Tivoli Theatre closed in May 1999, and did not reopen until 2013, when benefactor Cook Group Inc. of Bloomington, Indiana, made a donation to restore the Tivoli Theatre to its former glory, updating its audiovisual and lighting systems to meet the discerning expectations of today’s movie enthusiasts, while maintaining the building’s historical charm.

Old Building, New Tech
Audio visual systems integrator Eric Stiening, president of Bloomington, Ind.-based Experience Technology LLC was brought in to consult early in the Tivoli Theatre restoration, working as part of the planning team to design and specify the systems that would be needed. This was critical to the project’s success.

“Everyone, including the electrical contractor, lighting contractor, rigging company, project manager, architect and others worked together to bring together a flawless system,” Stiening said in a case study published on the Stewart Filmscreen website. “We wanted the auditorium to be as close to the original as possible, but the fun part was delivering a new digital cinema system and integrating high-powered speakers into a structure that harkens back to when it opened in 1928.”

Experience Technology called on Stewart Filmscreen engineers to design a 30-foot, custom four-way Electrimask Screenwall to seamlessly handle images in Ultra HD and higher, as well as classic content shot in 4:3 and other aspect ratios.
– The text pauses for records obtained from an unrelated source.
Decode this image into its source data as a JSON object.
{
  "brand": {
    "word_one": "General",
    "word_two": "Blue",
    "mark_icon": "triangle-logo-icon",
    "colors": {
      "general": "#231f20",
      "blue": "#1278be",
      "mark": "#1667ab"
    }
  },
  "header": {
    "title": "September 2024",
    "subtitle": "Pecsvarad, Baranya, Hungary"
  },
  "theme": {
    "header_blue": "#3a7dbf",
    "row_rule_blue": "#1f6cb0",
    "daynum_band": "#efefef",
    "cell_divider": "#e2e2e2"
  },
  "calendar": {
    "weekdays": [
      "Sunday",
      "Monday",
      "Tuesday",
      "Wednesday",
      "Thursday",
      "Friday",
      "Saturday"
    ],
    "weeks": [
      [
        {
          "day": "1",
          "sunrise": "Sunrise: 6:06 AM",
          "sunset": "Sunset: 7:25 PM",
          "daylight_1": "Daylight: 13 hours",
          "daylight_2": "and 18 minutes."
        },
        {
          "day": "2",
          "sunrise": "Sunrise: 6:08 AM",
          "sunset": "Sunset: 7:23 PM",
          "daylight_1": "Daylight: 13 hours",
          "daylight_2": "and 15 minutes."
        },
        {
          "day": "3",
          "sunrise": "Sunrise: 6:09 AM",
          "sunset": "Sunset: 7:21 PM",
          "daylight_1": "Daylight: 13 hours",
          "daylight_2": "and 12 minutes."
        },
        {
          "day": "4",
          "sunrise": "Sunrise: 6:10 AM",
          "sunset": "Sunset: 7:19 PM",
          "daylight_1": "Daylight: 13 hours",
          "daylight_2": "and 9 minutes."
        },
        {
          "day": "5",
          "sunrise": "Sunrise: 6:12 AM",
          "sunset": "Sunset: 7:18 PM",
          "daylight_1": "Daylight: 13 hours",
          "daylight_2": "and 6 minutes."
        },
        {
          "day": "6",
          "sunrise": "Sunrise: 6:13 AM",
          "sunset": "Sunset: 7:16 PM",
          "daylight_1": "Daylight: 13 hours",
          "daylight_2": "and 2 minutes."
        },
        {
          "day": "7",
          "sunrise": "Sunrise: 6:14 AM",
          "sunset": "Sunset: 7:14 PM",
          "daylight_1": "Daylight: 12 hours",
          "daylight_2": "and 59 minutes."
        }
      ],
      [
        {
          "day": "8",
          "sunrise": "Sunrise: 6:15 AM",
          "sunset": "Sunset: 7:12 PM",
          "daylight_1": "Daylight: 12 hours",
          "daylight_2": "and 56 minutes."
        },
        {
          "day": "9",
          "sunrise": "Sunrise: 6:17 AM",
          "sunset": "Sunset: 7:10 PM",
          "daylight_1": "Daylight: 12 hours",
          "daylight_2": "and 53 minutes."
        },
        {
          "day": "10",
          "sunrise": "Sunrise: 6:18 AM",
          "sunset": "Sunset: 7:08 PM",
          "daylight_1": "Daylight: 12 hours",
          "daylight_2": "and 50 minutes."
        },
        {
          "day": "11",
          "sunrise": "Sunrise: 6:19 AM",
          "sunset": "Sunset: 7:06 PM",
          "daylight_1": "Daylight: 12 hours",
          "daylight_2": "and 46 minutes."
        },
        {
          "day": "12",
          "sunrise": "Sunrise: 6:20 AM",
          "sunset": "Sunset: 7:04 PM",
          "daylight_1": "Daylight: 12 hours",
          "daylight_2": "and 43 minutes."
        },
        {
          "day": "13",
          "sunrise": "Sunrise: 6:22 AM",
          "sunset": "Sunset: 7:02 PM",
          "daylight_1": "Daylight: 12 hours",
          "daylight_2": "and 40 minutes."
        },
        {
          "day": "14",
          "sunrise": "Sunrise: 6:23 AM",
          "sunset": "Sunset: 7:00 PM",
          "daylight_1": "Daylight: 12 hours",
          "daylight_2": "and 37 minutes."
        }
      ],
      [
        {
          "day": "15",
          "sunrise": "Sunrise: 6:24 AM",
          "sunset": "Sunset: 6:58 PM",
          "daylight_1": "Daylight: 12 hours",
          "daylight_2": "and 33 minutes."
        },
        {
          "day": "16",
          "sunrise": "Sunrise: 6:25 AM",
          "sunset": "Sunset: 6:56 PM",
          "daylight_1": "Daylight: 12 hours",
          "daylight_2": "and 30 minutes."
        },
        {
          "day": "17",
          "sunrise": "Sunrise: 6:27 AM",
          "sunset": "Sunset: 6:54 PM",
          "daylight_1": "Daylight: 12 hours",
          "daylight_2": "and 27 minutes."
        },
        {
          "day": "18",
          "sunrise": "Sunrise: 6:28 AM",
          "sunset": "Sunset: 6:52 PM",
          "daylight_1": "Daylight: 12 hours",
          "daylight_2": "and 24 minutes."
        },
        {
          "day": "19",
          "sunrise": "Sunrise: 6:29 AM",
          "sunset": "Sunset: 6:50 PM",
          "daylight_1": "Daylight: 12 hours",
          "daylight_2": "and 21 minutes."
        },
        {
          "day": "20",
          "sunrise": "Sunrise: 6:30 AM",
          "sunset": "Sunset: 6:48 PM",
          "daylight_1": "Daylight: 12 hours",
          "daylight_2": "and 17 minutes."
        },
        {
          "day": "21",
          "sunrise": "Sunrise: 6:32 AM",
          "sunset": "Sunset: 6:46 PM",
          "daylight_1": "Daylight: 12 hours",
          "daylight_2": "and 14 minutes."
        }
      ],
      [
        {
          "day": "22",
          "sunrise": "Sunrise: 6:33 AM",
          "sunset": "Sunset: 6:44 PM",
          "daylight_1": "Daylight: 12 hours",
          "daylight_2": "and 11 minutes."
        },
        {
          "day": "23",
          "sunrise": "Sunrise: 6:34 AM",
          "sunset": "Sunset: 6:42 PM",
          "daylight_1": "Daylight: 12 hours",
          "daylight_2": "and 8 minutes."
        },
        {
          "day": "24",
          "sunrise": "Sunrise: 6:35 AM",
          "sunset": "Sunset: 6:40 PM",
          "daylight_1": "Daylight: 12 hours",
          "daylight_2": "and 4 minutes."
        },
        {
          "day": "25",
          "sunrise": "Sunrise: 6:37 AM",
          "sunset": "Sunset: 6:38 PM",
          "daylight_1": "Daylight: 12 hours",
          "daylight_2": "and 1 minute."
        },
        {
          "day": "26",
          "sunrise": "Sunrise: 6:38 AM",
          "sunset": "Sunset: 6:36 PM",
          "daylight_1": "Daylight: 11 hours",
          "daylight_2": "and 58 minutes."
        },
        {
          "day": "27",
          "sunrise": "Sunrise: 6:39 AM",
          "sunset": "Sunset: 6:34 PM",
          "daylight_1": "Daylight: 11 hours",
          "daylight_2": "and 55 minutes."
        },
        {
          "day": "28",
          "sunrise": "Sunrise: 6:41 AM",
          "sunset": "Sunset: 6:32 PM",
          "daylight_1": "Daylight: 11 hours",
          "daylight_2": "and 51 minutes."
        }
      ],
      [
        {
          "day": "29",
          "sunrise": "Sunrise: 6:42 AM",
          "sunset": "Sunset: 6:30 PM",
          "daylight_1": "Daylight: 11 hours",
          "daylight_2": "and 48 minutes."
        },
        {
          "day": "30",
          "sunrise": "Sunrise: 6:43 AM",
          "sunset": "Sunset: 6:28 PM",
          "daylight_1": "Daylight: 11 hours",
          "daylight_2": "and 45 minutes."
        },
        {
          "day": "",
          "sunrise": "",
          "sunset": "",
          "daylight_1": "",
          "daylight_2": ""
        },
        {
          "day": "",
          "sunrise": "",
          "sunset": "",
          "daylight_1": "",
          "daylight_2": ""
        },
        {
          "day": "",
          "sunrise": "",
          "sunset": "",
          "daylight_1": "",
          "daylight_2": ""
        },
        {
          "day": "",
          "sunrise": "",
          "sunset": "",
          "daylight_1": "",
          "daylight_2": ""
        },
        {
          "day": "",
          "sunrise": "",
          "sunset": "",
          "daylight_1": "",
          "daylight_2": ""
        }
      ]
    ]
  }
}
The screen sits as a centerpiece in the 316-seat auditorium, which also includes high-powered JBL speakers, and a star-studded ceiling with an LED constellation designed to match the exact star alignment as it would have appeared on the night of the theatre’s original opening on December 31, 1928. You can see more about how the project came together in this video interview with Stiening and this article by Jeremy Glowacki, editor of Residential Systems magazine.

Achieving Relevance Through Technology
Upgrades in historic buildings, such as those completed by Experience Technology in Tivoli Theatre, require special considerations; contractors, including audiovisual integrators, cannot change the building’s infrastructure or certain historic architectural elements. Classic theatres (or theaters, for that matter) must be retrofitted for HD and greater display technology, while maintaining the capabilities to play older formats, or even host live productions. Funding is beyond challenging, but there are creative ways to secure funding that can be fruitful, like through Kickstarter or indiegogo campaigns and local, grassroots level efforts. (Again, more on that in another blog, on another day.)

When such a project is successful, it stands as testament to the audiovisual integration firms’ skill, and also represents the commercial integrators’ important role in preserving a piece of history. That’s part of what makes projects like the Tivoli Theatre restoration so special. It goes beyond screens and speakers, wires and boxes, to the heart of what technology can do: Make the old and forgotten relevant once again.

Have you ever seen a movie in a classic, small town theater (or theatre) or played a role in revitalizing such a space? What was the experience like for you? Please share and in so doing, help us bring light to some of these amazing, historic theaters.